Excerpts from an interface dataset
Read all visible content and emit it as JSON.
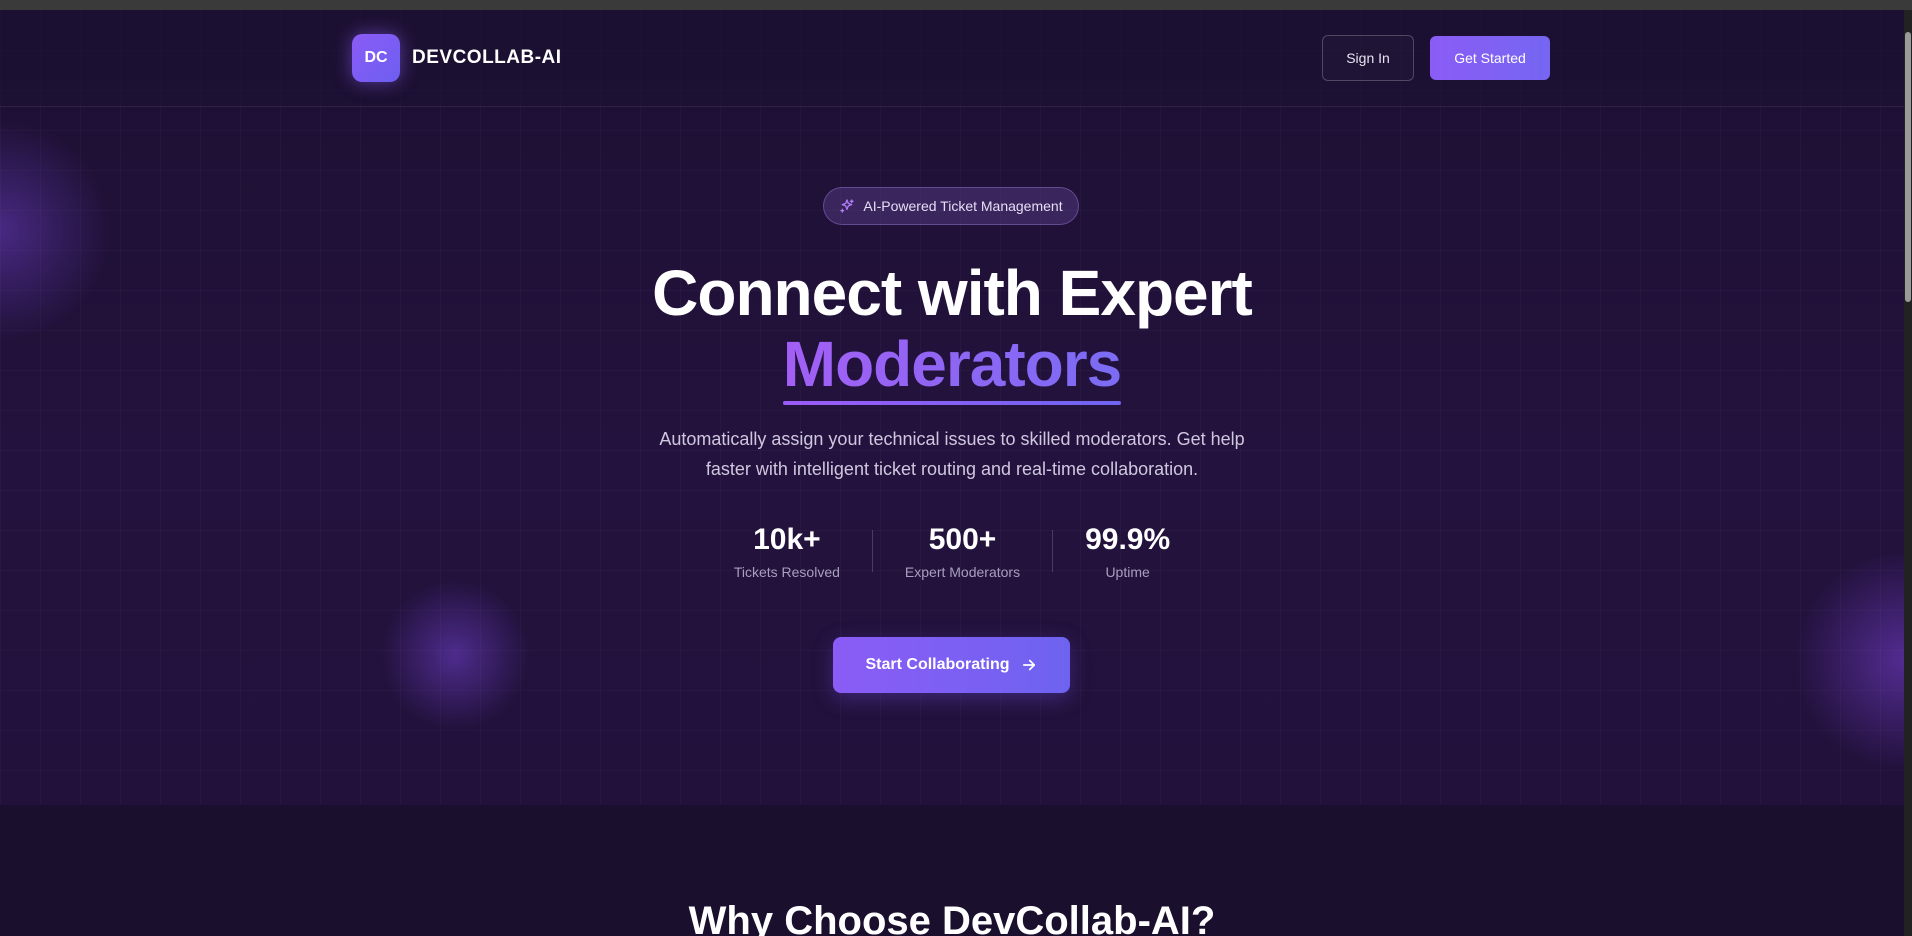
{
  "nav": {
    "logo_initials": "DC",
    "brand_name": "DEVCOLLAB-AI",
    "sign_in_label": "Sign In",
    "get_started_label": "Get Started"
  },
  "hero": {
    "badge_icon": "sparkles-icon",
    "badge_text": "AI-Powered Ticket Management",
    "title_line1": "Connect with Expert",
    "title_line2": "Moderators",
    "subtitle": "Automatically assign your technical issues to skilled moderators. Get help faster with intelligent ticket routing and real-time collaboration.",
    "stats": [
      {
        "value": "10k+",
        "label": "Tickets Resolved"
      },
      {
        "value": "500+",
        "label": "Expert Moderators"
      },
      {
        "value": "99.9%",
        "label": "Uptime"
      }
    ],
    "cta_label": "Start Collaborating",
    "cta_icon": "arrow-right-icon"
  },
  "features": {
    "title": "Why Choose DevCollab-AI?"
  },
  "colors": {
    "accent": "#8b5cf6",
    "accent_secondary": "#6e63f0",
    "background": "#1d1033"
  }
}
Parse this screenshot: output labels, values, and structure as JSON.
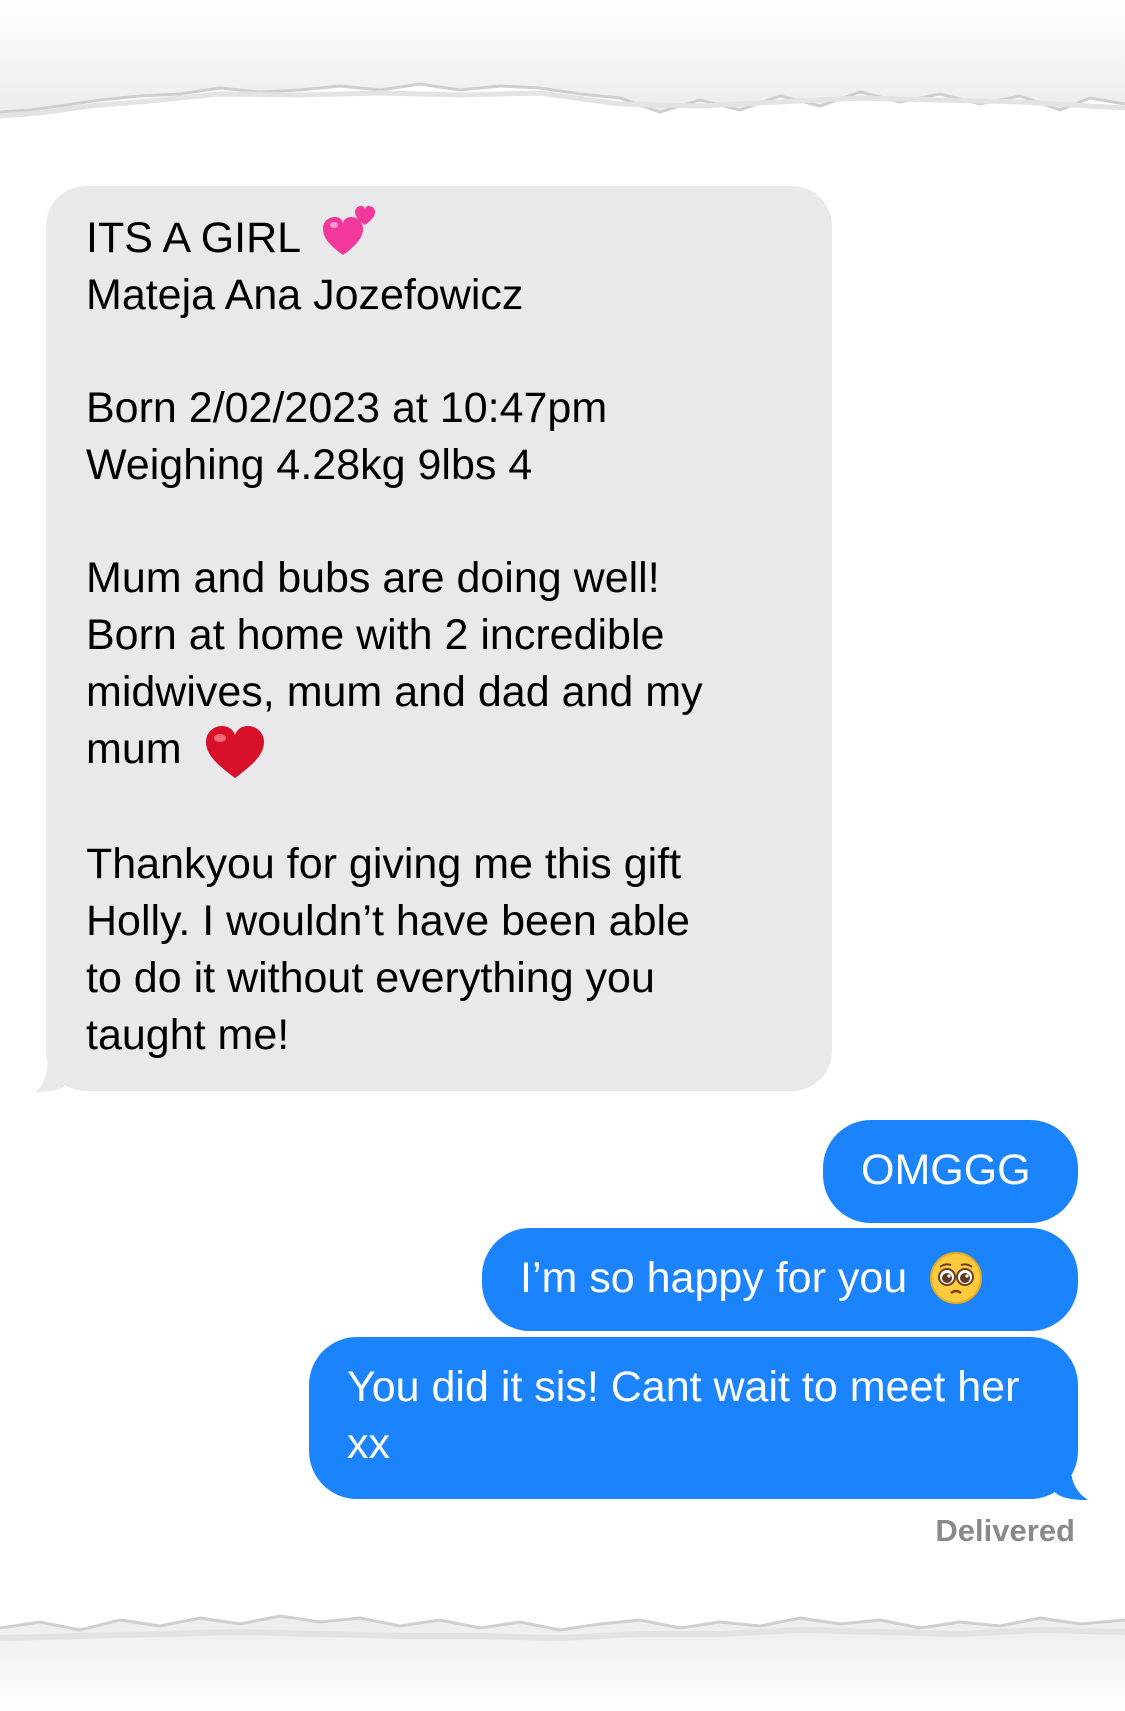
{
  "conversation": {
    "incoming": {
      "paragraphs": [
        [
          "ITS A GIRL",
          "Mateja Ana Jozefowicz"
        ],
        [
          "Born 2/02/2023 at 10:47pm",
          "Weighing 4.28kg 9lbs 4"
        ],
        [
          "Mum and bubs are doing well!",
          "Born at home with 2 incredible",
          "midwives, mum and dad and my",
          "mum"
        ],
        [
          "Thankyou for giving me this gift",
          "Holly. I wouldn’t have been able",
          "to do it without everything you",
          "taught me!"
        ]
      ],
      "emojis": {
        "line1": "two-hearts-icon",
        "mum_line": "red-heart-icon"
      }
    },
    "outgoing": [
      {
        "text": "OMGGG"
      },
      {
        "text": "I’m so happy for you",
        "emoji": "pleading-face-icon"
      },
      {
        "text": "You did it sis! Cant wait to meet her xx"
      }
    ],
    "status": "Delivered"
  },
  "colors": {
    "incoming_bg": "#e9e9eb",
    "outgoing_bg": "#1b84fd",
    "status_text": "#8a8a8e"
  }
}
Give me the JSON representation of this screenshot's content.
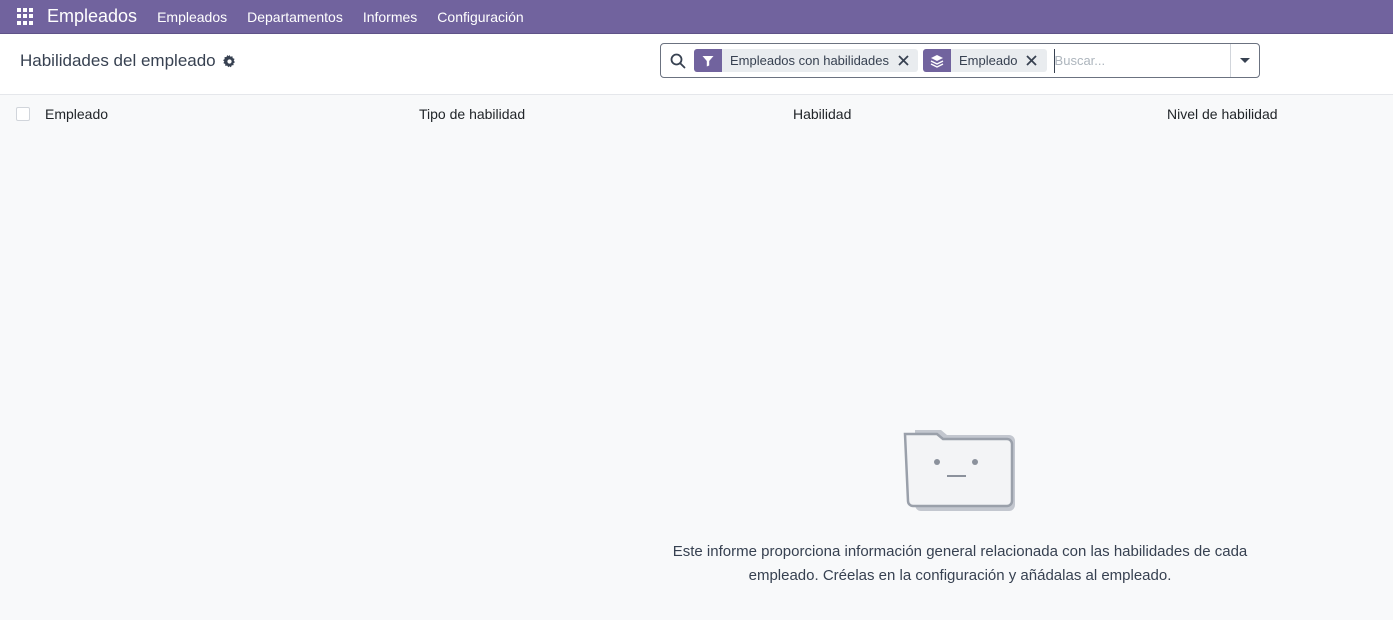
{
  "navbar": {
    "app_name": "Empleados",
    "menu": [
      "Empleados",
      "Departamentos",
      "Informes",
      "Configuración"
    ]
  },
  "control_panel": {
    "title": "Habilidades del empleado",
    "search": {
      "placeholder": "Buscar...",
      "facets": [
        {
          "type": "filter",
          "icon": "filter-icon",
          "label": "Empleados con habilidades"
        },
        {
          "type": "groupby",
          "icon": "layers-icon",
          "label": "Empleado"
        }
      ]
    }
  },
  "list": {
    "columns": [
      "Empleado",
      "Tipo de habilidad",
      "Habilidad",
      "Nivel de habilidad"
    ]
  },
  "empty_state": {
    "icon": "empty-folder-icon",
    "message_line1": "Este informe proporciona información general relacionada con las habilidades de cada",
    "message_line2": "empleado. Créelas en la configuración y añádalas al empleado."
  },
  "colors": {
    "brand": "#71639e",
    "background": "#f8f9fa"
  }
}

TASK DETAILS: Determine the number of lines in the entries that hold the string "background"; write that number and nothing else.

RESPONSE TO THIS EXERCISE: 2